*** GIVEN RECORDS ***

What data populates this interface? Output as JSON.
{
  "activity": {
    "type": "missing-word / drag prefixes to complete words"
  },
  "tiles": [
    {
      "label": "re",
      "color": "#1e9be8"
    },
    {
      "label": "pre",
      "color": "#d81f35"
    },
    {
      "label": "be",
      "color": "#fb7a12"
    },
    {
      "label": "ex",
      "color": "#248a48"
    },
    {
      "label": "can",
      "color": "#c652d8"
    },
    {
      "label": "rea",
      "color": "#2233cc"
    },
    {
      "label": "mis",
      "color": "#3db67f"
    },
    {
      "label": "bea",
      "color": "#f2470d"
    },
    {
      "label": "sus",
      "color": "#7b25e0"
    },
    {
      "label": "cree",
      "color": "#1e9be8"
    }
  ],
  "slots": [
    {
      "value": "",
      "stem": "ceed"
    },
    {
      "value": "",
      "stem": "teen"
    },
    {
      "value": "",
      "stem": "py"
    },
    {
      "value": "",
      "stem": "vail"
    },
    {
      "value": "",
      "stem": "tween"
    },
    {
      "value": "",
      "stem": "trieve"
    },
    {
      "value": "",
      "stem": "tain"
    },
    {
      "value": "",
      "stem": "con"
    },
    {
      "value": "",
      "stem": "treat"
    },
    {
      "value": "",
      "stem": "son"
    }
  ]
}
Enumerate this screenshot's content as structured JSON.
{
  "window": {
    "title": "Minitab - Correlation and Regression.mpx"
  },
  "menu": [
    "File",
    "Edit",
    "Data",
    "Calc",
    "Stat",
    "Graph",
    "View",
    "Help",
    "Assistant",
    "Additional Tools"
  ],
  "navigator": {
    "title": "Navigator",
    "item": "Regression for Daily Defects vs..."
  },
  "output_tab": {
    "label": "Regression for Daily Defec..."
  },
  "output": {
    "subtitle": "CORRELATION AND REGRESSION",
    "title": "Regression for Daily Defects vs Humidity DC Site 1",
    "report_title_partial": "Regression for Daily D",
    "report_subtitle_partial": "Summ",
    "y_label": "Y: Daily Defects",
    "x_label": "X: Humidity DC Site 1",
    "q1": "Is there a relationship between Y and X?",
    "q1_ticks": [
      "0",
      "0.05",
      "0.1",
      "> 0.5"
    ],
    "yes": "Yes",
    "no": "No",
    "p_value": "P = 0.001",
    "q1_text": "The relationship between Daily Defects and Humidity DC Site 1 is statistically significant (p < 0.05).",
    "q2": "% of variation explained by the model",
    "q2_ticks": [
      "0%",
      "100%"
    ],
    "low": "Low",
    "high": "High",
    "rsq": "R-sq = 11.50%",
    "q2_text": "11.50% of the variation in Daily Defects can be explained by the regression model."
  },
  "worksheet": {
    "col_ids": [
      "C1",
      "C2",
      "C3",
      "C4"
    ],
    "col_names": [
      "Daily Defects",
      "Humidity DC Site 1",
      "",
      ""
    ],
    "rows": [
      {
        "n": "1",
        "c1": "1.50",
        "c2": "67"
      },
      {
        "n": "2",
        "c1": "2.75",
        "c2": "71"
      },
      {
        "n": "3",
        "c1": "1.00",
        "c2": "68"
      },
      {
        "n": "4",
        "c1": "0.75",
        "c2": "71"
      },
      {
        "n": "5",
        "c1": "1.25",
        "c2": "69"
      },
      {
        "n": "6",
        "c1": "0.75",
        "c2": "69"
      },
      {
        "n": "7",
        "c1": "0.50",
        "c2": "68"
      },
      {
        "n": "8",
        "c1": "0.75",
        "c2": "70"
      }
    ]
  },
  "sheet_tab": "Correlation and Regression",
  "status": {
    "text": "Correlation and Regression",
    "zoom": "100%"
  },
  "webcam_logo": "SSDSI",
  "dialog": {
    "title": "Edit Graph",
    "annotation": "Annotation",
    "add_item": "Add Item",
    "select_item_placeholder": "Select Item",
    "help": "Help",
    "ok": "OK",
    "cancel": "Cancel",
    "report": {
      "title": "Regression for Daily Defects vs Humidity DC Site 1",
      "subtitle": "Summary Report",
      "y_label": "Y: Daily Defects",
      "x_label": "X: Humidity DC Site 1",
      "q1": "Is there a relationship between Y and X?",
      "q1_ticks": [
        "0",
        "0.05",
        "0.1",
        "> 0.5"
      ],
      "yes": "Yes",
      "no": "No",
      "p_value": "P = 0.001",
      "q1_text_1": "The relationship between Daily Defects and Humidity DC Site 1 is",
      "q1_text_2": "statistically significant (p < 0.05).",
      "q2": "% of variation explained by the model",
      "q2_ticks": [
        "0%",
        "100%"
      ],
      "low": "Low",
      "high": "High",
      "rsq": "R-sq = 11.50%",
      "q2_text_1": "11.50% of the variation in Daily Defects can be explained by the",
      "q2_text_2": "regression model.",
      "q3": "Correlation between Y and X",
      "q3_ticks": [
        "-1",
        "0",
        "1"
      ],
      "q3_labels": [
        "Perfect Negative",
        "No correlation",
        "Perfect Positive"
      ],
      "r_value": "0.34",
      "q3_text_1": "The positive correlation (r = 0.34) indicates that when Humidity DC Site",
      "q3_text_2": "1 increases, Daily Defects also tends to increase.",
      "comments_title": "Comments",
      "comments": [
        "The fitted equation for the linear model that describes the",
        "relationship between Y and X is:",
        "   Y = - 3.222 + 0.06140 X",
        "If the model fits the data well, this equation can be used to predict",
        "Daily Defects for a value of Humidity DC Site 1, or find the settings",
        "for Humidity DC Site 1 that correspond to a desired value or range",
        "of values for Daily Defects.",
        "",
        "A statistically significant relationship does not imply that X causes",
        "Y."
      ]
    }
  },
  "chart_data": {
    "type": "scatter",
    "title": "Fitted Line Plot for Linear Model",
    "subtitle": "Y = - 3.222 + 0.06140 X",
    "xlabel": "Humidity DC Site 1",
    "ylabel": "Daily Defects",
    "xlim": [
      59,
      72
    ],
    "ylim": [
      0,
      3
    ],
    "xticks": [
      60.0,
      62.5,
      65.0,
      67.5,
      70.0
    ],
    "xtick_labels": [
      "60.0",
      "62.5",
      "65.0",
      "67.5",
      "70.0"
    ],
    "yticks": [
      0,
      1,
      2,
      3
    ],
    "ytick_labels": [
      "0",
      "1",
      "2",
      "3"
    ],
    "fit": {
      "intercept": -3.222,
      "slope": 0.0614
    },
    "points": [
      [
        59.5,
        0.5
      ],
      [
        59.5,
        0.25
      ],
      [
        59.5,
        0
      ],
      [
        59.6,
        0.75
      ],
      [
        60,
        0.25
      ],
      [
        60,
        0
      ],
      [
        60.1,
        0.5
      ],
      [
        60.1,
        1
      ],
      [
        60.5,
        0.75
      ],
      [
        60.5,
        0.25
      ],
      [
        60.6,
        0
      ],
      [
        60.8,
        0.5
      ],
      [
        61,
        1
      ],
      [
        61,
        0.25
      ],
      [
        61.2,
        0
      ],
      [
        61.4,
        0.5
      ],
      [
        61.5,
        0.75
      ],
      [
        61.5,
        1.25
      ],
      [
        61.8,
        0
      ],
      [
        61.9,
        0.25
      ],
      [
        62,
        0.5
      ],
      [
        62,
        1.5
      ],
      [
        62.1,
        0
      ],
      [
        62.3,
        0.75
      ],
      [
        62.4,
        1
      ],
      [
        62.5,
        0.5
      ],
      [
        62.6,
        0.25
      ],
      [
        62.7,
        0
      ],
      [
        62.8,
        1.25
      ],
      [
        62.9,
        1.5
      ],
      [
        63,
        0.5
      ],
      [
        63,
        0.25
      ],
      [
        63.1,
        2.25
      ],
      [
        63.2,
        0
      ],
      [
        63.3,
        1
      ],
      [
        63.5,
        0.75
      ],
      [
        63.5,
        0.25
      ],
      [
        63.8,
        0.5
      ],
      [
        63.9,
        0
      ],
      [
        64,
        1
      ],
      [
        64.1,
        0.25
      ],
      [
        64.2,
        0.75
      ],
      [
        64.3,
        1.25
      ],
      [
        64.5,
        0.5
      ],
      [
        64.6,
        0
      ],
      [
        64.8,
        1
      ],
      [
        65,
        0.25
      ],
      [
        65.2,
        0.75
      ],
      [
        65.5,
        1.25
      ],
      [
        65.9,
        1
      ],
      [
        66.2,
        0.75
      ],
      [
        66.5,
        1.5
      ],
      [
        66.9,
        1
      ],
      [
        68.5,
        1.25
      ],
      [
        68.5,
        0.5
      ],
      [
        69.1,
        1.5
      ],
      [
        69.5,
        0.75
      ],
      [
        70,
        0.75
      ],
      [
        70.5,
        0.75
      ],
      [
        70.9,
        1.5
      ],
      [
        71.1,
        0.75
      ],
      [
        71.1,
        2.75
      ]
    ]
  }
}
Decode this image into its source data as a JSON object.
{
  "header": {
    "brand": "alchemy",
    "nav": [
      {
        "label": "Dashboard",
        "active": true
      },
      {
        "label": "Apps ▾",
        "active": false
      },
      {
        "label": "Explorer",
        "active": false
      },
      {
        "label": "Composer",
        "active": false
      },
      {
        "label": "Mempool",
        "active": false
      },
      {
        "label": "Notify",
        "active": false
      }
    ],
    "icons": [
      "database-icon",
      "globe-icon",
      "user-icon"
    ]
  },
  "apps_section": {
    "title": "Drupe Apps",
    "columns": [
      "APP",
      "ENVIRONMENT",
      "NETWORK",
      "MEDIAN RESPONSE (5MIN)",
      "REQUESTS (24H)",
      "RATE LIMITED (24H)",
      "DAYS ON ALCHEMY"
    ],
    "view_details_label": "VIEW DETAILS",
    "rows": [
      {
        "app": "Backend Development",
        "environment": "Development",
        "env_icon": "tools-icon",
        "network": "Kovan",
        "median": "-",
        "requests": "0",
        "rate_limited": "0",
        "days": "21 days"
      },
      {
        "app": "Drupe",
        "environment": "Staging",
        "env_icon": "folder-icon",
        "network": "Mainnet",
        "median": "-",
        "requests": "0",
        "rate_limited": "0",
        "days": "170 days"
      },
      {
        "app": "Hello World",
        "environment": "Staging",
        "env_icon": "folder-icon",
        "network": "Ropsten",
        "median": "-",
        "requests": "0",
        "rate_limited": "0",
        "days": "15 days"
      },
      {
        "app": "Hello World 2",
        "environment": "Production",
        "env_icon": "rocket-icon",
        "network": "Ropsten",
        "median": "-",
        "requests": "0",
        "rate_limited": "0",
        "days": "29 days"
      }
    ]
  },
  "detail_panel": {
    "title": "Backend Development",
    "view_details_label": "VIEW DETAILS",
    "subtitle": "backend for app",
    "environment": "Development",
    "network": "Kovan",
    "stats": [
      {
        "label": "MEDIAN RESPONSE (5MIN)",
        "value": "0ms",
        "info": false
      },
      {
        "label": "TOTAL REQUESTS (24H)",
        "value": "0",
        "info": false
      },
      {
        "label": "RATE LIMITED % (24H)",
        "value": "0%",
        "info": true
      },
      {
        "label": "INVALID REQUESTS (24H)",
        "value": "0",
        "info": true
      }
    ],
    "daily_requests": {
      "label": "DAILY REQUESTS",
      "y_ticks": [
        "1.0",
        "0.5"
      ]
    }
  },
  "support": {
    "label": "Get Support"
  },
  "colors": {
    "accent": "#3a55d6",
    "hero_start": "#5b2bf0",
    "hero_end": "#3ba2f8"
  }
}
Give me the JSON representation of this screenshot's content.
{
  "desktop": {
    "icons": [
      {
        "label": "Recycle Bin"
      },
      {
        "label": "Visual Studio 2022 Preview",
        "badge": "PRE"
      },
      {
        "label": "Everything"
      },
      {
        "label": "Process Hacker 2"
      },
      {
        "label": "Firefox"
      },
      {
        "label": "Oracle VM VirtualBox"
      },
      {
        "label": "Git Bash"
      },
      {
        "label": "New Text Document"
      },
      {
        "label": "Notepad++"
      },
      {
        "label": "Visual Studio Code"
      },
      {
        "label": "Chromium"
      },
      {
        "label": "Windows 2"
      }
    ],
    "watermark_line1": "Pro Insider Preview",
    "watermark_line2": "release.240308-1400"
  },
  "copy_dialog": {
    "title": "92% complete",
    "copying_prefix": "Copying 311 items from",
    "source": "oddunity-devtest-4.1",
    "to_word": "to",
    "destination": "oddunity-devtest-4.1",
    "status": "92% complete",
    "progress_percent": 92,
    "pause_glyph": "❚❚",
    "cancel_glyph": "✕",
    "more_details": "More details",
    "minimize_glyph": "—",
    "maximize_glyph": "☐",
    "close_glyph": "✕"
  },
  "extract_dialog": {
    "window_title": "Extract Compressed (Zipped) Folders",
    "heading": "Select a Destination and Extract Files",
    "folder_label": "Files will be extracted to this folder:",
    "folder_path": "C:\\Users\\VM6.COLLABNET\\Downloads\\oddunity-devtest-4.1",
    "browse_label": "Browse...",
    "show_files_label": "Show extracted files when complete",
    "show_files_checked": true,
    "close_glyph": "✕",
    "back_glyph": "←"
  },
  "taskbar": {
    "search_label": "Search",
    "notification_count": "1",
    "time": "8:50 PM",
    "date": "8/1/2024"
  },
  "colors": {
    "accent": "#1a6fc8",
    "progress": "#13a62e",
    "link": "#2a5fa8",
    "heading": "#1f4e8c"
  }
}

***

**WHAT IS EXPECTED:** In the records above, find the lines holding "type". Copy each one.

**EXERCISE RESPONSE:**
    "type": "missing-word / drag prefixes to complete words"
    "type": "scatter",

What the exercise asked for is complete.